October 16, 2014: Better way to multitask
October 15, 2014: Tell the truth
Don't say you are improving their experience. If they complain about the change, the experience has not improved, and saying that it has makes your association appear misguided, uninformed, and just plain insulting.
Let them know that you database has been changed, or that you want to eliminate collection problems, or that people had abused previous policies, or that there just aren't enough buyers for the products you used to sell.
Always tell the truth.
October 14, 2014: How not-for-profits communicate
October 13, 2014: Good customer service is an asset
The promise of great customer service is an excellent way to attract customers and members. And delivery of great customer service is an excellent way to retain those customers and members.
So, don't think of customer service as a money drain. Think of it as one of your association's most effective marketing tools.
October 12, 2014: Online shopping carts
October 07, 2014: Big donor attitudes
October 05, 2014: Using skills differently
In staffed organizations, they also need to be skilled at supervising and directing the people who carry out the details of the work.
In one-person offices, though, they need to know how to carry out those details because they're often the ones who have to do the work.
In one-person offices, the "staff" are volunteers - sometimes Board members - who may or may not always be available, may or may not do the work on time, and may or may not be good at what they do.
The CEO does not supervise or direct them, but instead coordinates (or tries to coordinate) and facilitates their activities. And the CEO cannot discipline them or fire them.
In staffed organizations, CEOs need political know-how to deal effectively with media, government, and other groups.
In one-person offices, CEOs need political know-how to deal effectively with volunteers so those folks will do what needs to be done, the way it needs to be done, when it needs to be done.
Same skills, different audiences.
October 01, 2014: Too many days
Jack Wayman, founder of the Consumer Electronics Show, always kept his event short, despite the growth of the industry and the popularity of the show.
"Everybody used to ask, 'Why can the show be a full week?'" he related. "Because everybody has to go home and make a living, and fish, guests, and tradeshows smell after four days," he answered.
(Thanks to ASAE for pointing to the quote).
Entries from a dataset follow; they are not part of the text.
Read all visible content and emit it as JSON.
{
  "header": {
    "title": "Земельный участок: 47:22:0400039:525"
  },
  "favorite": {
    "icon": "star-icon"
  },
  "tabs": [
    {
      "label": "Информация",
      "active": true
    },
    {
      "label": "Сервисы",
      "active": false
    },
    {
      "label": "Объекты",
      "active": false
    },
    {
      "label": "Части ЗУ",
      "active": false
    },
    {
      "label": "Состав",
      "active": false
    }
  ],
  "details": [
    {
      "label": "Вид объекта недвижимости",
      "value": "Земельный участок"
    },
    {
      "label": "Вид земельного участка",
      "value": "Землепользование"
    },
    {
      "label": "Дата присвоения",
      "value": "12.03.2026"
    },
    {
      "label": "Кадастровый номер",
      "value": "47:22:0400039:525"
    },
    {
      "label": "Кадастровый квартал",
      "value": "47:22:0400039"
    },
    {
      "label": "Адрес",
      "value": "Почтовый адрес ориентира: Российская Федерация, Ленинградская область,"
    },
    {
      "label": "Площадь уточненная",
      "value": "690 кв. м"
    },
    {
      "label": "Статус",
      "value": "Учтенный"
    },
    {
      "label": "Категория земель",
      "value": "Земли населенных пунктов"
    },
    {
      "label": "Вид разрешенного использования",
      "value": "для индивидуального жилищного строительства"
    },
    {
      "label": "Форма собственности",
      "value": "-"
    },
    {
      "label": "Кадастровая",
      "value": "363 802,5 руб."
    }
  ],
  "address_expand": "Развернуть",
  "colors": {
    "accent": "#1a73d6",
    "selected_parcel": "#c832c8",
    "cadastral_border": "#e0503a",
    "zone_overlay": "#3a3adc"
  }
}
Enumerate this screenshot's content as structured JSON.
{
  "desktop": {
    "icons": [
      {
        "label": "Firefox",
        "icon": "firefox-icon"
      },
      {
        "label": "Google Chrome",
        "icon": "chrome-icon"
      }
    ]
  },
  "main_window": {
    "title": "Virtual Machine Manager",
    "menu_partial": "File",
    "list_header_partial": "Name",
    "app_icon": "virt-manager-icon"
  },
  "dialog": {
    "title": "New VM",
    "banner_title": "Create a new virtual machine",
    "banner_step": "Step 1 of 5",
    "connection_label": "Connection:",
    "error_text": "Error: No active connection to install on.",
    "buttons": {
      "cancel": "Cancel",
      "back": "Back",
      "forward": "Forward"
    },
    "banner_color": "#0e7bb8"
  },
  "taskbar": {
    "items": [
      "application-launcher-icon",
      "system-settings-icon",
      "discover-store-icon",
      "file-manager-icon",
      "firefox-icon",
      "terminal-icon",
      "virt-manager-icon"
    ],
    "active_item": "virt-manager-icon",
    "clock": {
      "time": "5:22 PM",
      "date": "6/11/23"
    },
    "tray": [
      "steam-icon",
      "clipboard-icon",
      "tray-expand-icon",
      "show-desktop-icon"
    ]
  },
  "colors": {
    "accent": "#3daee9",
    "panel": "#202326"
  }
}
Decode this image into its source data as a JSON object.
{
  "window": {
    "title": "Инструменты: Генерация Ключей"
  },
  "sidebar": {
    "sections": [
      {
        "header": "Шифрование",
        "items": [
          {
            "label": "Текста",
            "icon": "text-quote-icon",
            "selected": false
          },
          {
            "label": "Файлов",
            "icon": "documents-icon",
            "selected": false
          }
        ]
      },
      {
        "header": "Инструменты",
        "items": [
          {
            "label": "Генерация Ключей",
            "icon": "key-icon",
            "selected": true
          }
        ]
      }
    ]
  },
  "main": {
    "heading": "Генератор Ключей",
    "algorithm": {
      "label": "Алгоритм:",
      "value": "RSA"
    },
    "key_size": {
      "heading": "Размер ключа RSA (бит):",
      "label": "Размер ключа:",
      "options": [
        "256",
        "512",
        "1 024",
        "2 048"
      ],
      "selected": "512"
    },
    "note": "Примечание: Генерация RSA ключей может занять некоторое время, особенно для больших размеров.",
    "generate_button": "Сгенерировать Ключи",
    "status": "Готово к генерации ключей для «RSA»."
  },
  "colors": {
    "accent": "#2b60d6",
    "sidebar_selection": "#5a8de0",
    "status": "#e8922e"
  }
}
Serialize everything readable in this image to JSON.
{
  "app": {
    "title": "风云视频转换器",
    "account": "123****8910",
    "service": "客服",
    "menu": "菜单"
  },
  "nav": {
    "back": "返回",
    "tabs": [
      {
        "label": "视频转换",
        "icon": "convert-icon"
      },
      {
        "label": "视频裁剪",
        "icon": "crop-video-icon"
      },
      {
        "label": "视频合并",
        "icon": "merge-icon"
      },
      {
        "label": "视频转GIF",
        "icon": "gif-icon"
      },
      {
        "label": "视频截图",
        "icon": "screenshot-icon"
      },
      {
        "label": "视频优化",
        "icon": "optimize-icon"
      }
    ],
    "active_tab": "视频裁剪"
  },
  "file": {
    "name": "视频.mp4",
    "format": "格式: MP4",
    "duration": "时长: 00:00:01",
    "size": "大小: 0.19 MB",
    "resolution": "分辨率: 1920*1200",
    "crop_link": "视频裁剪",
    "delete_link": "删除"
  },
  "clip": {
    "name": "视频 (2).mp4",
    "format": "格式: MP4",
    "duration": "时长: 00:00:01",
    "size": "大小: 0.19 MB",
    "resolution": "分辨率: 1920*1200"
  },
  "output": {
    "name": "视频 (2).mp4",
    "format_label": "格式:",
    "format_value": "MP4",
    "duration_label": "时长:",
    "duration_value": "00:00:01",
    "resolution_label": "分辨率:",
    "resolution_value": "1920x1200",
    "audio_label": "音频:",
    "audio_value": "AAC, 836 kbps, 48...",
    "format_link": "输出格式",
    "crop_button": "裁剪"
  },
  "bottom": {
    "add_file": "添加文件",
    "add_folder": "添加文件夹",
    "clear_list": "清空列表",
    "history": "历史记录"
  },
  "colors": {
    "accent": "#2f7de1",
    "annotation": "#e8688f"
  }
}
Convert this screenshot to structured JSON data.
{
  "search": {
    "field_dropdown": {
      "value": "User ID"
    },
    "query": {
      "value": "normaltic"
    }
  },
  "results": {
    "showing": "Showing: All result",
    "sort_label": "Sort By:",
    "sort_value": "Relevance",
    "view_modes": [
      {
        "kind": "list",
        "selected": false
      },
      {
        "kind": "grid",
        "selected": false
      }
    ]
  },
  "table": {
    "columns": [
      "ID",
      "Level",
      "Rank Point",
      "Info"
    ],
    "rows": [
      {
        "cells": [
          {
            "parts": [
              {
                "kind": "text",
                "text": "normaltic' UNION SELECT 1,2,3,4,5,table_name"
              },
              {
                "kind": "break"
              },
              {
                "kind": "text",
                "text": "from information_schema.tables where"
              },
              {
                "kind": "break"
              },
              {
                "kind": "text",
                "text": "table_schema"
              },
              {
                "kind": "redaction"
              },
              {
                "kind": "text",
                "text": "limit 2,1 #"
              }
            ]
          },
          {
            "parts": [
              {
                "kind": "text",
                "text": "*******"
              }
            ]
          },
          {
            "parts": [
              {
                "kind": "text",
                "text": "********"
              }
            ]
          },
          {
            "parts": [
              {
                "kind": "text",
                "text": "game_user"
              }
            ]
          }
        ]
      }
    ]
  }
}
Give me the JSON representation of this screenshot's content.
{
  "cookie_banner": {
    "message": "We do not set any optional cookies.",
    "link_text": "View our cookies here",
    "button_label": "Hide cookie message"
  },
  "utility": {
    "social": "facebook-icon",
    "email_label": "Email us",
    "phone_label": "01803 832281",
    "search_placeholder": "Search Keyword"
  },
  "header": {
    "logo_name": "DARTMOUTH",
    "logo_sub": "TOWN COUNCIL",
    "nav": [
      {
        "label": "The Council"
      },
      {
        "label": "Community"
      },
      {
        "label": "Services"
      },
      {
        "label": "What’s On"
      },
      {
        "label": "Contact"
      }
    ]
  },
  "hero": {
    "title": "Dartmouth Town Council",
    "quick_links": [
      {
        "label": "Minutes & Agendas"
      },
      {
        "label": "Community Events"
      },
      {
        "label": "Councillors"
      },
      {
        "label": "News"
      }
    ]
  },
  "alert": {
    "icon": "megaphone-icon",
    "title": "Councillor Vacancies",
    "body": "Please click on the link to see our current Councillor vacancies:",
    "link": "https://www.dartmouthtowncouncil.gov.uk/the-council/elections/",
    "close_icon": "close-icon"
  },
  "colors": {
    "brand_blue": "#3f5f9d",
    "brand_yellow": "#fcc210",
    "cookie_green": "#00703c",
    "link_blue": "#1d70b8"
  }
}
September 23, 2014: Don't build it
September 18, 2014: What's the WIG idea?
That was the message of today's webinar hosted by Association Forum of Chicagoland.
(WIG = Wildly Important Goals)